For a while, senior DUP and Sinn Fein figures complained about media “negativity” and suggested that with a better spin operation its public image would improve.

Yet despite a small army of press officers, the Executive and Assembly now have the sort of reputation that if Stormont was an individual it would probably struggle to sustain a libel action because a jury would be unlikely to believe that it had much of a reputation.

Yet the inquiry which the Assembly’s finance committee has just established into what is currently the most pressing matter of public interest – the NAMA deal scandal – provides the perfect opportunity for MLAs to demonstrate the value of a devolved Assembly.

At Tuesday’s meeting of the committee, chairman Daithi McKay secured the unanimous support of members for a proposal to compel any witness who refuses to attend the committee’s inquiry.
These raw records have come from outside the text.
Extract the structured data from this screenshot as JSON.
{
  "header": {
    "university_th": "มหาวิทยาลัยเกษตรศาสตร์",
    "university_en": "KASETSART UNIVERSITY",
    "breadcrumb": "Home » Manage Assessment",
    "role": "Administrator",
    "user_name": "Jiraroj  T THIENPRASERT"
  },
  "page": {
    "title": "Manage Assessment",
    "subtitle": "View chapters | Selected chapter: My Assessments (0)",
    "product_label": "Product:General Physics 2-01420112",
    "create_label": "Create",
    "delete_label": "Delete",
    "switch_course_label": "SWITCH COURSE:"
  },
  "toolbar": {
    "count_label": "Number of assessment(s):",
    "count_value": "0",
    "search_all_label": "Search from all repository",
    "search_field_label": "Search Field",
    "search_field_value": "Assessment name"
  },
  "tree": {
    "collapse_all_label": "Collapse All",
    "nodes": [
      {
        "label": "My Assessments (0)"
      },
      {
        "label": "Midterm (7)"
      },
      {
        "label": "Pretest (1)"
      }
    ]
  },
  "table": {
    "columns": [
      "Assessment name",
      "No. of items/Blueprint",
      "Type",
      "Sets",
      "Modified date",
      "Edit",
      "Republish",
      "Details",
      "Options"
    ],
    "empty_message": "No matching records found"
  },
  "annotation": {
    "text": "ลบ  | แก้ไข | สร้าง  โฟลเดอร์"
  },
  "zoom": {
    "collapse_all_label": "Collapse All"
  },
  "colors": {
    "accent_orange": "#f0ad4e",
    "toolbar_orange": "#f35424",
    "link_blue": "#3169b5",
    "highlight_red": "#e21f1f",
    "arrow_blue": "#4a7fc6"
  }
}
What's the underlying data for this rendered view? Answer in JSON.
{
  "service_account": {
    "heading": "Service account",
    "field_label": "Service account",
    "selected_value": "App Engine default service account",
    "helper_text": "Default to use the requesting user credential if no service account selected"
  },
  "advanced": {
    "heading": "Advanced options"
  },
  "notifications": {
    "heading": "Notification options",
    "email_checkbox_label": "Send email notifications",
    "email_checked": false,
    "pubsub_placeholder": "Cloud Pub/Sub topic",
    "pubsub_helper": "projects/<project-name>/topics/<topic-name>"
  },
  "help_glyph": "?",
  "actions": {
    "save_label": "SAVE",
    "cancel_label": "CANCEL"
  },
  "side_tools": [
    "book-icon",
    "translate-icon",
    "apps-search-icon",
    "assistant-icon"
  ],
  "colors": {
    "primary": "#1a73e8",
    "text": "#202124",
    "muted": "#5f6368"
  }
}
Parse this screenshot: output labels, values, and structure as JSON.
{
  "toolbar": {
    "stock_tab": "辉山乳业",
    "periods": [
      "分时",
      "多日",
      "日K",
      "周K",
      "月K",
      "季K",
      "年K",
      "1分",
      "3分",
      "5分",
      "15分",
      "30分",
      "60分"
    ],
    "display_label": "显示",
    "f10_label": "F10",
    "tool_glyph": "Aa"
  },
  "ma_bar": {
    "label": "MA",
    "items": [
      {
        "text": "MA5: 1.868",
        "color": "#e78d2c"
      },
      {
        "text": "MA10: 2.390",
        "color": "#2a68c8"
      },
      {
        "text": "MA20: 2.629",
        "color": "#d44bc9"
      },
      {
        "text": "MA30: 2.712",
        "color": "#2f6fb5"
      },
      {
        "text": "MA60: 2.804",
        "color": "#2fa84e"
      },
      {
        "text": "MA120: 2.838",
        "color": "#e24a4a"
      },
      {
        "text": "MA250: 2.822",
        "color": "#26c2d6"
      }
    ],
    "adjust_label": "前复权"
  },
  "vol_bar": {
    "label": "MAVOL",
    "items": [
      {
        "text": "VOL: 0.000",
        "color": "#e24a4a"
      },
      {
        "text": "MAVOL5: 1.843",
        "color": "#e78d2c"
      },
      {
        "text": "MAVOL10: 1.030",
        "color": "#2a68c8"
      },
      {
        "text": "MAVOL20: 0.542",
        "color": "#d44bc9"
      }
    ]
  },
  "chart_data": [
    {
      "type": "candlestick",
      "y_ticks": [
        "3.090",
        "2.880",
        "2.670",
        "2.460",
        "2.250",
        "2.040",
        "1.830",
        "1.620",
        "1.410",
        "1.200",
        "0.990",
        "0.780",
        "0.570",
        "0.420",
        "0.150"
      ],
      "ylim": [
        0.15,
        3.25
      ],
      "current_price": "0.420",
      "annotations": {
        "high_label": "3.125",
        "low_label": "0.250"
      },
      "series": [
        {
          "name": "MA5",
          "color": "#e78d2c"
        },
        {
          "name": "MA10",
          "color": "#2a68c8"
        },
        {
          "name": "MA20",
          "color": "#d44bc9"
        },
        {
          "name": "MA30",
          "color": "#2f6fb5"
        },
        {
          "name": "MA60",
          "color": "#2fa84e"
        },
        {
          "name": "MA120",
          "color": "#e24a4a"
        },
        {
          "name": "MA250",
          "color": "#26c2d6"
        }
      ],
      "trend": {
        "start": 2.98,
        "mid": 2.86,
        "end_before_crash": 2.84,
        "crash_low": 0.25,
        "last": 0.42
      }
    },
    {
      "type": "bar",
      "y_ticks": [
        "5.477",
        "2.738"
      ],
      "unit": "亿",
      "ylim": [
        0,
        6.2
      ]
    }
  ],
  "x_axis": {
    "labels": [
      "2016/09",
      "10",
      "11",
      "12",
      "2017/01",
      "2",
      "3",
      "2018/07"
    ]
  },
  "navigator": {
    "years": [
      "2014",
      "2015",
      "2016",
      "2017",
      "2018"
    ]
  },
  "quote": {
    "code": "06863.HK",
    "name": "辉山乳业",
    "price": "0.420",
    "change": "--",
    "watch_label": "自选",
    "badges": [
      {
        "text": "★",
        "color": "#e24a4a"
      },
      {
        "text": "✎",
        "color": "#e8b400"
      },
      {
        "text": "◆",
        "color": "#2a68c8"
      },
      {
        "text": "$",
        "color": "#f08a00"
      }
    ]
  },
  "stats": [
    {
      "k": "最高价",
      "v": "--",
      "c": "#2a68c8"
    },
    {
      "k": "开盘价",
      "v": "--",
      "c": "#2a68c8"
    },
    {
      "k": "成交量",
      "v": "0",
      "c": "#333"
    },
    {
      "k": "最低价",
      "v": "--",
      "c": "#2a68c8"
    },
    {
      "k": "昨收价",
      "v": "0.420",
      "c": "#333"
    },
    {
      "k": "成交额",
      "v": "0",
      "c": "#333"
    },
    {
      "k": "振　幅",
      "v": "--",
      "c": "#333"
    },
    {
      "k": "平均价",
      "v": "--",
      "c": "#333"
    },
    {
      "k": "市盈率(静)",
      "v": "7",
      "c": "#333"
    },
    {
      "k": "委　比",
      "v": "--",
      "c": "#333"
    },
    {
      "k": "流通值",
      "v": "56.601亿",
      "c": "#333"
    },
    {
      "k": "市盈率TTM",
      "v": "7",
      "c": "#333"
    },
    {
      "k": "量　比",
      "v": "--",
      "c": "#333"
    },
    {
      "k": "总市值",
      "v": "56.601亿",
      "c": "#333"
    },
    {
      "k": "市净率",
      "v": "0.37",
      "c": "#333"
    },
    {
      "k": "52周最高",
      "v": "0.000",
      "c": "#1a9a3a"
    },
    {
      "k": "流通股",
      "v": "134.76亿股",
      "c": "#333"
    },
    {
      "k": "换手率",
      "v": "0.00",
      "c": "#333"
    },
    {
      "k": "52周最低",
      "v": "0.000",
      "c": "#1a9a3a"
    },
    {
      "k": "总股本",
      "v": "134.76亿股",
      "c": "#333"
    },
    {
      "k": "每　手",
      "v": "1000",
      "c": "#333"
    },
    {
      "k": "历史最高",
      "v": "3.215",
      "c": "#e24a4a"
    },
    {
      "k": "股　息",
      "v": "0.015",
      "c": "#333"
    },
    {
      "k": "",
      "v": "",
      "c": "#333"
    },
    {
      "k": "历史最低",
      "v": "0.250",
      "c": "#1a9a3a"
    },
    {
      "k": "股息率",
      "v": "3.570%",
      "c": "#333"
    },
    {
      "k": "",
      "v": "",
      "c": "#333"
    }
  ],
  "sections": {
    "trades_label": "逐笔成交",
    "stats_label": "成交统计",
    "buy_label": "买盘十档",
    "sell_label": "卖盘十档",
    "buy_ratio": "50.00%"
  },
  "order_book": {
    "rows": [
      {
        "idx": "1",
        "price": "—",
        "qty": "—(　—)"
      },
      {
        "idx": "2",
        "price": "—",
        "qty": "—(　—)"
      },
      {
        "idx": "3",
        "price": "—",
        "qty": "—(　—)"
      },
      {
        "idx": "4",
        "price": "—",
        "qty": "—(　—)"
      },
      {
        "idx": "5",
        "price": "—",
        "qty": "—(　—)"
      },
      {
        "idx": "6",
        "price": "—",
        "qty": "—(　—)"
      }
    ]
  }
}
Assembly committees have robust powers to summon witnesses and documents. Section 44 of the Northern Ireland Act gives the Assembly (in reality, really its committees) the power to require any person “to attend its proceedings for the purpose of giving evidence” or “to produce documents in his custody or under his control”. That power is backed up by similar provisions in Strand One of the Belfast Agreement and in the Assembly’s Standing Orders.

Yet, remarkably, 15 years after the creation of this Stormont Assembly, not a single committee has ever used its powers to compel witnesses.

Recently, the social development committee threatened to use the power to compel a document about an internal civil service inquiry into DUP Spad Stephen Brimstone, but backed down when only part of the document was produced.

That stands as a weak and fairly embarrassing contrast to the way in which Rupert Murdoch – one of the world’s most powerful men – was summoned against his will to Parliament to account for the actions of some of his staff during the crisis over phone hacking.

The NAMA scandal is an enormous challenge to Stormont, with the potential to cripple its legitimacy with the public. It is unlikely that all of those involved in this complex situation will voluntarily give their full cooperation to MLAs.

But it is also an opportunity for a heretofore timid Assembly to show that it has teeth – and that it is prepared to bare them.